* The government must hire theater students to patrol grocery stores. Whenever they see someone buy a tobacco product, they must disapprove in a loud and theatrical manner.
* Whenever a salesperson opens the cupboard to take a tobacco product to sell, the customer must turn their back on the cupboard. Closing one’s eyes is not enough, since it is possible to peek between the closed eyelids.
* The contents of the warning label of a tobacco product must be given with the product to the customer as a 1m x 1m poster. Every smoker must have at least three of these posters on the walls of his/her bedroom.
* Since the salespeople of the grocery stores open the tobacco cupboard a lot, they see a lot of tobacco packages. They must be required to participate in a course that educates them how not to fall victims of hidden advertising.
* The government must find an ink that is poisonous to inhale. Every cigarette must have a text printed with this ink stating: “Warning! This ink is poisonous when inhaled.”
English Mixture pipe tobacco has a quite basic and mild flavour. I tried it first in a cigarette with 50% English Mixture and 50% Manitou Gold, rolled like an ordinary hand-rolled cigarette. It tasted simply of nothing. So I had to tweak the proportions of the tobaccos a little, and roll a thicker and a tighter cigarette. Then I could get a nice, if quite ordinary pipe tobacco taste. There’s nothing wrong with English Mixture, but given its high price I expected something more.
Manitou Gold is simply the best rolling tobacco to mix with pipe tobaccos. It is additive free Virginian tobacco, and it tastes simply of nothing. Were it not so damn expensive, I’d use it exclusively. Its use in this cigarette was justified, since with other rolling tobaccos, there is a serious risk of masking the aroma of the pipe tobacco.
I did not have high expectations with this one, but I was positively surprised. I used Brown Sugar Cognac & Honey flavoured rolling paper. I guess Brown Sugar is the brand, and cognac and honey are what it is supposed to taste. Honey tasted clearly, cognac less so, but you could sense some booze-related aroma. With these papers you basically get the same effect as with 50% cheap booze-flavoured pipe tobacco, such as Caravelle. I could be nice to try these papers with 50% some extremely neutral pipe tobacco such as Peterson Sherlock Holmes. There’s no point using these papers with any pipe tobacco that has a dominating aroma in itself.

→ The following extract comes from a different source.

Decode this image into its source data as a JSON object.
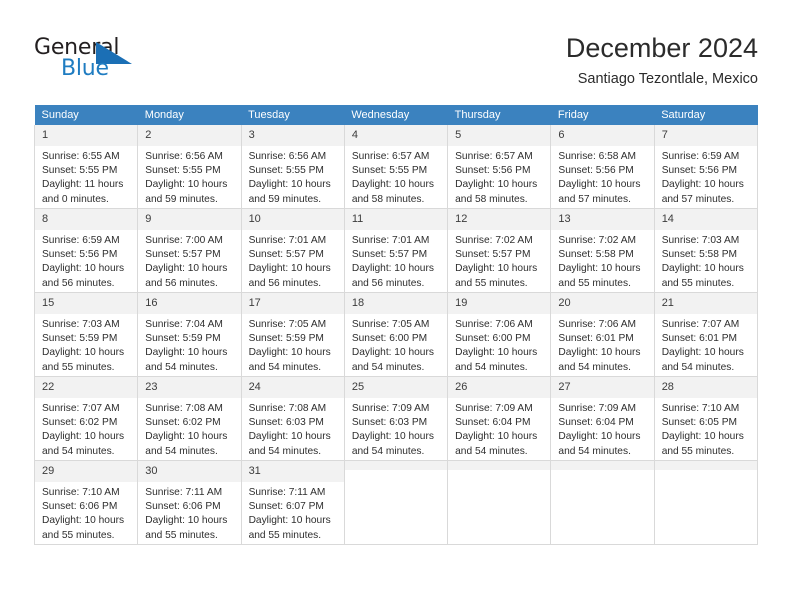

The downside of these papers is that they are so thick that they are difficult to manipulate. It is practically impossible to roll a tight cigarette with them. Also, due to the thickness of the paper and the weakness of the glue, getting the glue stick was quite difficult. The papers are also a bit pricey. In this cigarette, the paper costed a bit more than the tobacco itself.
Since we are not expecting any gourmet smoking experience, Bonus Red is a good enough rolling tobacco.

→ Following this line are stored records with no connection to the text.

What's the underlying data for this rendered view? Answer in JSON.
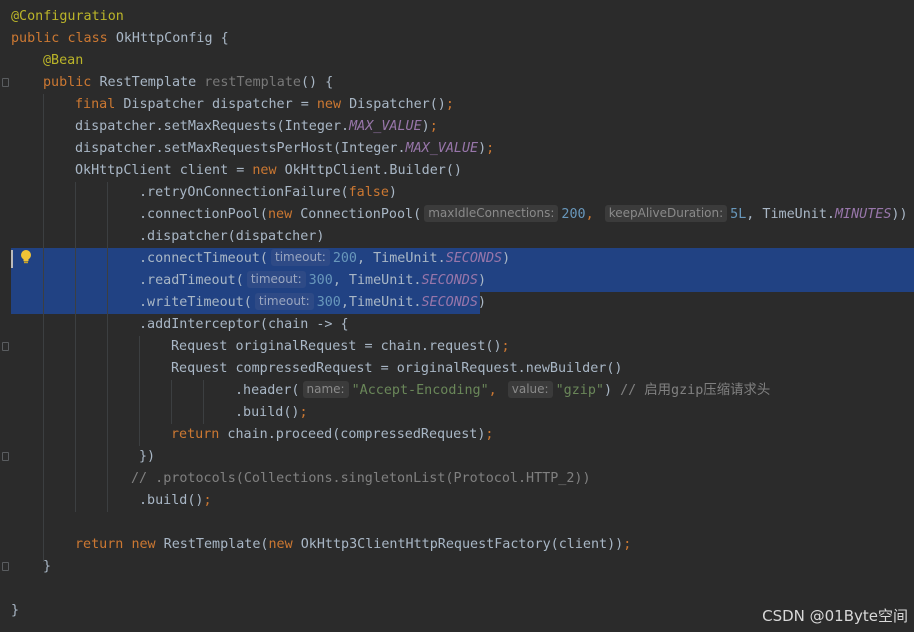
{
  "code": {
    "l1_annotation": "@Configuration",
    "l2_public": "public",
    "l2_class": "class",
    "l2_name": "OkHttpConfig",
    "l2_brace": " {",
    "l3_annotation": "@Bean",
    "l4_public": "public",
    "l4_type": "RestTemplate",
    "l4_method": "restTemplate",
    "l4_rest": "() {",
    "l5_final": "final",
    "l5_decl": "Dispatcher dispatcher = ",
    "l5_new": "new",
    "l5_ctor": " Dispatcher()",
    "l5_semi": ";",
    "l6_call": "dispatcher.setMaxRequests(Integer.",
    "l6_const": "MAX_VALUE",
    "l6_end": ")",
    "l6_semi": ";",
    "l7_call": "dispatcher.setMaxRequestsPerHost(Integer.",
    "l7_const": "MAX_VALUE",
    "l7_end": ")",
    "l7_semi": ";",
    "l8_decl": "OkHttpClient client = ",
    "l8_new": "new",
    "l8_ctor": " OkHttpClient.Builder()",
    "l9_call": ".retryOnConnectionFailure(",
    "l9_false": "false",
    "l9_end": ")",
    "l10_call": ".connectionPool(",
    "l10_new": "new",
    "l10_ctor": " ConnectionPool(",
    "l10_hint1": "maxIdleConnections:",
    "l10_num1": "200",
    "l10_comma": ",",
    "l10_hint2": "keepAliveDuration:",
    "l10_num2": "5L",
    "l10_mid": ", TimeUnit.",
    "l10_const": "MINUTES",
    "l10_end": "))",
    "l11_call": ".dispatcher(dispatcher)",
    "l12_call": ".connectTimeout(",
    "l12_hint": "timeout:",
    "l12_num": "200",
    "l12_mid": ", TimeUnit.",
    "l12_const": "SECONDS",
    "l12_end": ")",
    "l13_call": ".readTimeout(",
    "l13_hint": "timeout:",
    "l13_num": "300",
    "l13_mid": ", TimeUnit.",
    "l13_const": "SECONDS",
    "l13_end": ")",
    "l14_call": ".writeTimeout(",
    "l14_hint": "timeout:",
    "l14_num": "300",
    "l14_mid": ",TimeUnit.",
    "l14_const": "SECONDS",
    "l14_end": ")",
    "l15_call": ".addInterceptor(chain -> {",
    "l16_decl": "Request originalRequest = chain.request()",
    "l16_semi": ";",
    "l17_decl": "Request compressedRequest = originalRequest.newBuilder()",
    "l18_call": ".header(",
    "l18_hint1": "name:",
    "l18_str1": "\"Accept-Encoding\"",
    "l18_comma": ",",
    "l18_hint2": "value:",
    "l18_str2": "\"gzip\"",
    "l18_end": ") ",
    "l18_comment": "// 启用gzip压缩请求头",
    "l19_call": ".build()",
    "l19_semi": ";",
    "l20_return": "return",
    "l20_call": " chain.proceed(compressedRequest)",
    "l20_semi": ";",
    "l21_close": "})",
    "l22_comment": "// .protocols(Collections.singletonList(Protocol.HTTP_2))",
    "l23_call": ".build()",
    "l23_semi": ";",
    "l25_return": "return",
    "l25_new1": "new",
    "l25_mid": " RestTemplate(",
    "l25_new2": "new",
    "l25_end": " OkHttp3ClientHttpRequestFactory(client))",
    "l25_semi": ";",
    "l26_close": "}",
    "l28_close": "}"
  },
  "watermark": "CSDN @01Byte空间",
  "colors": {
    "background": "#2b2b2b",
    "selection": "#214283",
    "keyword": "#cc7832",
    "annotation": "#bbb529",
    "method_decl": "#ffc66d",
    "constant": "#9876aa",
    "number": "#6897bb",
    "string": "#6a8759",
    "comment": "#808080"
  },
  "icons": {
    "gutter_bulb": "lightbulb-icon",
    "fold_marker": "fold-marker-icon"
  }
}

This time I blog about an extremely handy feature of some smoking paper brands. It’s extremely difficult to estimate how many papers there are left in a pack of rolling papers and when it is the time to buy a new pack. Some brands have found a solution to this problem. The eleventh-last paper of the pack is a special warning paper stating that there are only ten papers left. Unfortunately not all brands have these warning papers. Rizla has them, and if I remember correctly, Smoking has them. OCB does not have them, which is a pity.
Unfortunately, rolls do not have any kinds of warnings of running low. In principle you could look at the roll and try to see how much there is left, but at least I am not able to estimate it without unwinding the roll. The situation would be improved if the manufacturers printed on the roll every half a meter how many meters there are left. It is hard for me to imagine that one could not find an ink that did not taste.

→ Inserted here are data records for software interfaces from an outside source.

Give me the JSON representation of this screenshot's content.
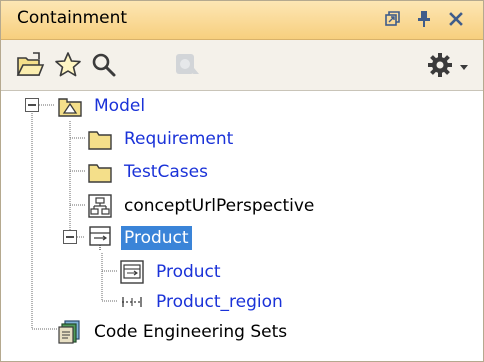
{
  "panel": {
    "title": "Containment"
  },
  "titlebar_buttons": [
    {
      "icon": "restore-icon"
    },
    {
      "icon": "pin-icon"
    },
    {
      "icon": "close-icon"
    }
  ],
  "toolbar": [
    {
      "icon": "open-folder-icon"
    },
    {
      "icon": "star-icon"
    },
    {
      "icon": "search-icon"
    },
    {
      "icon": "refresh-icon",
      "disabled": true
    },
    {
      "icon": "gear-icon"
    },
    {
      "icon": "dropdown-arrow-icon"
    }
  ],
  "tree": {
    "root": {
      "label": "Model",
      "icon": "package-icon",
      "expanded": true
    },
    "items": [
      {
        "label": "Requirement",
        "icon": "folder-icon"
      },
      {
        "label": "TestCases",
        "icon": "folder-icon"
      },
      {
        "label": "conceptUrlPerspective",
        "icon": "diagram-icon"
      },
      {
        "label": "Product",
        "icon": "block-icon",
        "expanded": true,
        "selected": true
      },
      {
        "label": "Product",
        "icon": "block-diagram-icon"
      },
      {
        "label": "Product_region",
        "icon": "region-icon"
      },
      {
        "label": "Code Engineering Sets",
        "icon": "code-sets-icon"
      }
    ]
  },
  "colors": {
    "title_bg": "#f7cf7e",
    "link_text": "#1a32d8",
    "selection": "#3a84d8"
  }
}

The obvious solution to missing warnings would be to have always two packages of papers. One unopened and one that you are using. When the one you’re using runs out of paper, it is time to open the other one and buy a new “unopened” pack. Unfortunately, I am so lazy that I could not ever get this system work. In practice I would not bother go shopping until the last package was running low.